§ **Task objective**: Filter the entries that follow, copying every line in which the word "color" appears.

§ **Records from a data source**:
####################

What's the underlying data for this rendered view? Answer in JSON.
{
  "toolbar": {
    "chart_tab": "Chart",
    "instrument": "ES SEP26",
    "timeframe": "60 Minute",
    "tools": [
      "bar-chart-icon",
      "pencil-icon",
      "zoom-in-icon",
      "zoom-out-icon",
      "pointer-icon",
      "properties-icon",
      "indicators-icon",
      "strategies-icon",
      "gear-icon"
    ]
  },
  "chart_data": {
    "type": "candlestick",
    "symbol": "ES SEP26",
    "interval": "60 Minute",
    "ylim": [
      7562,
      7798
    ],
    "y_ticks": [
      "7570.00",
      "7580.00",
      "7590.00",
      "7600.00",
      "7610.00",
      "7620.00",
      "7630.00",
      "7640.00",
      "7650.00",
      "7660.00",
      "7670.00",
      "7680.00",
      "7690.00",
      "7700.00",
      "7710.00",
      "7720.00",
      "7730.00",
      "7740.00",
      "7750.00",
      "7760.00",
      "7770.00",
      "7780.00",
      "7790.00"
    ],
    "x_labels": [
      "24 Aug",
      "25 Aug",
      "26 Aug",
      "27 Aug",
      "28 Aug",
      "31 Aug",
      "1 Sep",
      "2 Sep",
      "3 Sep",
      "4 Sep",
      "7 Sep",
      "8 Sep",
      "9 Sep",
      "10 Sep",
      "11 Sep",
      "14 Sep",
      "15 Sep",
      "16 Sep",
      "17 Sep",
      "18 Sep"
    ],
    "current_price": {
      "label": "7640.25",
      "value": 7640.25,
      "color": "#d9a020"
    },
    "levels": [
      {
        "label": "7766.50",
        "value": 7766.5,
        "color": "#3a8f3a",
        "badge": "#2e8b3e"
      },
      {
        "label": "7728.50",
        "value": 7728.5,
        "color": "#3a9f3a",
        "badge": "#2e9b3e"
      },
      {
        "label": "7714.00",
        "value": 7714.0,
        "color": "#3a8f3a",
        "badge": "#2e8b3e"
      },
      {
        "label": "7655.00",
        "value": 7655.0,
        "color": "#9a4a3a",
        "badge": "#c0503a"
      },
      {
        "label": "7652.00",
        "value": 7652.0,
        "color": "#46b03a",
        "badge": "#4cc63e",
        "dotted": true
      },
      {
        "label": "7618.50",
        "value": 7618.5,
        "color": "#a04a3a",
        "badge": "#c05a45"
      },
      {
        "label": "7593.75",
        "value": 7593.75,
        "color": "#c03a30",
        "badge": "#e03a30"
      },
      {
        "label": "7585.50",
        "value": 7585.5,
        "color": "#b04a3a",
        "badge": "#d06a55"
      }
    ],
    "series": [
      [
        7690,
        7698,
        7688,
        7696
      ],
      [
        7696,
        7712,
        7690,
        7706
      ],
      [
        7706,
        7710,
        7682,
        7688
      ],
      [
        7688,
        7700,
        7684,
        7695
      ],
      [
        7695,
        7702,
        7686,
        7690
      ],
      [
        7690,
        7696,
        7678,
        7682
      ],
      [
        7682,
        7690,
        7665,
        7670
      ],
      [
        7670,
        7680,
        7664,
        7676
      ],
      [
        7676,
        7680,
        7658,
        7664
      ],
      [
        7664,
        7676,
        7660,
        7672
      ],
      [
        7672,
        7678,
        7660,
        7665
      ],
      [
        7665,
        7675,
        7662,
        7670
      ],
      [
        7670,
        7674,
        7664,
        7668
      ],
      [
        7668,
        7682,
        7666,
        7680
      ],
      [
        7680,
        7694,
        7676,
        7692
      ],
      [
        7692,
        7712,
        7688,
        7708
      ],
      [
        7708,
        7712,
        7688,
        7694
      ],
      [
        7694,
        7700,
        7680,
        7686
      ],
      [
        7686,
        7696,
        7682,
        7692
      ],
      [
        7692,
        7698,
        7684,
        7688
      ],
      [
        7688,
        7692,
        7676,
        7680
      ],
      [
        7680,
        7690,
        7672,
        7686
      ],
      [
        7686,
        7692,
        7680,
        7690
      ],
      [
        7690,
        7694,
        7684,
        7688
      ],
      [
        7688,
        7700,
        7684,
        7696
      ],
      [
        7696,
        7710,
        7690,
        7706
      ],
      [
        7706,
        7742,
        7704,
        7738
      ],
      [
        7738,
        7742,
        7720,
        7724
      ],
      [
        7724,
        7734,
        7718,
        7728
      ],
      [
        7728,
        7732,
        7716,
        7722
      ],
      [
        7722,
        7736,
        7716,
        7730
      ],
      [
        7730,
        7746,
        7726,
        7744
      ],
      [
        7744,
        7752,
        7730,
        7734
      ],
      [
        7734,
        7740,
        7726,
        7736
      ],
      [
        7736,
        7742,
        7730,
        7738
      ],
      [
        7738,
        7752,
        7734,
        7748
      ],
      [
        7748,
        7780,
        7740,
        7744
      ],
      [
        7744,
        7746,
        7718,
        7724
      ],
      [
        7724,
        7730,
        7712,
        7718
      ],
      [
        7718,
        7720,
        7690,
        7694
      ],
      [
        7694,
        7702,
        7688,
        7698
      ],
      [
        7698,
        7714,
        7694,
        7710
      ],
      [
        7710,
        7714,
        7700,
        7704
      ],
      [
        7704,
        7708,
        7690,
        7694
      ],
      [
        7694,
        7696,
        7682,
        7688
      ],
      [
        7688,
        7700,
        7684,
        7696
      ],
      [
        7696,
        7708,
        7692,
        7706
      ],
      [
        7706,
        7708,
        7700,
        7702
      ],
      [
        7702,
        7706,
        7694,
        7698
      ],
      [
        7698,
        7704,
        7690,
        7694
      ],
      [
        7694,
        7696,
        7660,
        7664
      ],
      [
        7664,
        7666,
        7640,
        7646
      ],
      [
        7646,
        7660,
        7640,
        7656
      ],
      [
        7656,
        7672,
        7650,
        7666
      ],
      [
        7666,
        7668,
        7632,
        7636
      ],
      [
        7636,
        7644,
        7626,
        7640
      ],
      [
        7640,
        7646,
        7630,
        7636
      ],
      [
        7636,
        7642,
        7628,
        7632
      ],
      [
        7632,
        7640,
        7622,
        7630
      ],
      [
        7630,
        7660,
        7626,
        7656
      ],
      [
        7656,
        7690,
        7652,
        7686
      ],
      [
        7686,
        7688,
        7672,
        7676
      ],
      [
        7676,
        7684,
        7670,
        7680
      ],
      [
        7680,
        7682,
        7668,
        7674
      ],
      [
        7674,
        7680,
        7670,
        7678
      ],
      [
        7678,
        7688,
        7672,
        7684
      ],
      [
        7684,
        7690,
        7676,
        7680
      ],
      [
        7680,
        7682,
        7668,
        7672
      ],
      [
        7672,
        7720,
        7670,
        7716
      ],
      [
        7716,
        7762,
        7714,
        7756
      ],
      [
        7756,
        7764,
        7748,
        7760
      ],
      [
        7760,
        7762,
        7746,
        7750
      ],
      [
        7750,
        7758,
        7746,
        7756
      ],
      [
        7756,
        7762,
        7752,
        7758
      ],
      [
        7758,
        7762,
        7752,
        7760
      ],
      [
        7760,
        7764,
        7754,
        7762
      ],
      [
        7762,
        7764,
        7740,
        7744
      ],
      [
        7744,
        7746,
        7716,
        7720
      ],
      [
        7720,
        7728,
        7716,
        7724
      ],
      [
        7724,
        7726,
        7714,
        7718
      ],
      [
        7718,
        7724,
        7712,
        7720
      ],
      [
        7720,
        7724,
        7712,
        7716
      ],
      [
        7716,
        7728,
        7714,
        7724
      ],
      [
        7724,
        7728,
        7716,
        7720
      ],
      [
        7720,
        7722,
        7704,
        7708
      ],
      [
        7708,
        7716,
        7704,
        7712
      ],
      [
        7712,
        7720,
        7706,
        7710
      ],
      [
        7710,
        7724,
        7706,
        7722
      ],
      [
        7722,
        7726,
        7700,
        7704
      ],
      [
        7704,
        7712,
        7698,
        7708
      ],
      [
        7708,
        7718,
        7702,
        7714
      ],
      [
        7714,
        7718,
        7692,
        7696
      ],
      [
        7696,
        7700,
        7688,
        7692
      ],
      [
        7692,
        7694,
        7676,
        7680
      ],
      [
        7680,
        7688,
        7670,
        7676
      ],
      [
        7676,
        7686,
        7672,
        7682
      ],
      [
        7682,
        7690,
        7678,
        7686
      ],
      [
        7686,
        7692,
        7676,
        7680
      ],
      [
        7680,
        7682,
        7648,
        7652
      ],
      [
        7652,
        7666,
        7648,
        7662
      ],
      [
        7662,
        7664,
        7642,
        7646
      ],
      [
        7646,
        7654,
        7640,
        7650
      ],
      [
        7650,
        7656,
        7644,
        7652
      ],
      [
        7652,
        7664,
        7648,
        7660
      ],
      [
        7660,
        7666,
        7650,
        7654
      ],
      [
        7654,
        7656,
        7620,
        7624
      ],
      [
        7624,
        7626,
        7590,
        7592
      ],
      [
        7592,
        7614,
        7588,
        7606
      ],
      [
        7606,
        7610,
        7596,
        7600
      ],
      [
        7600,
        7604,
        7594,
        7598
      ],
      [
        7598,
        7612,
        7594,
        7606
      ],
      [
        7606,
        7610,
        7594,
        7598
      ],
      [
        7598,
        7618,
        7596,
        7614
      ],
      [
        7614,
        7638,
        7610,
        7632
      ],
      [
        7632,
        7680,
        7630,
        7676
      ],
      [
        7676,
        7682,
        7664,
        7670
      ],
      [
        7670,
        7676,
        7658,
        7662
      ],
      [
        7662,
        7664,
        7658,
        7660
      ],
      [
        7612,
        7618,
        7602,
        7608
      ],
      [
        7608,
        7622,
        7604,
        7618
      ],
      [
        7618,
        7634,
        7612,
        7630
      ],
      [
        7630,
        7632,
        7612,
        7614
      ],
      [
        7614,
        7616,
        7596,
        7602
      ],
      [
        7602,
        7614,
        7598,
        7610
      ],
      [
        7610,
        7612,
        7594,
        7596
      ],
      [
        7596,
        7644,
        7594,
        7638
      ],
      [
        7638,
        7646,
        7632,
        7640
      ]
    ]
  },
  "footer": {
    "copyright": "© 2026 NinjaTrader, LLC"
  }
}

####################

§ **Written answer**:
      "color": "#d9a020"
        "color": "#3a8f3a",
        "color": "#3a9f3a",
        "color": "#3a8f3a",
        "color": "#9a4a3a",
        "color": "#46b03a",
        "color": "#a04a3a",
        "color": "#c03a30",
        "color": "#b04a3a",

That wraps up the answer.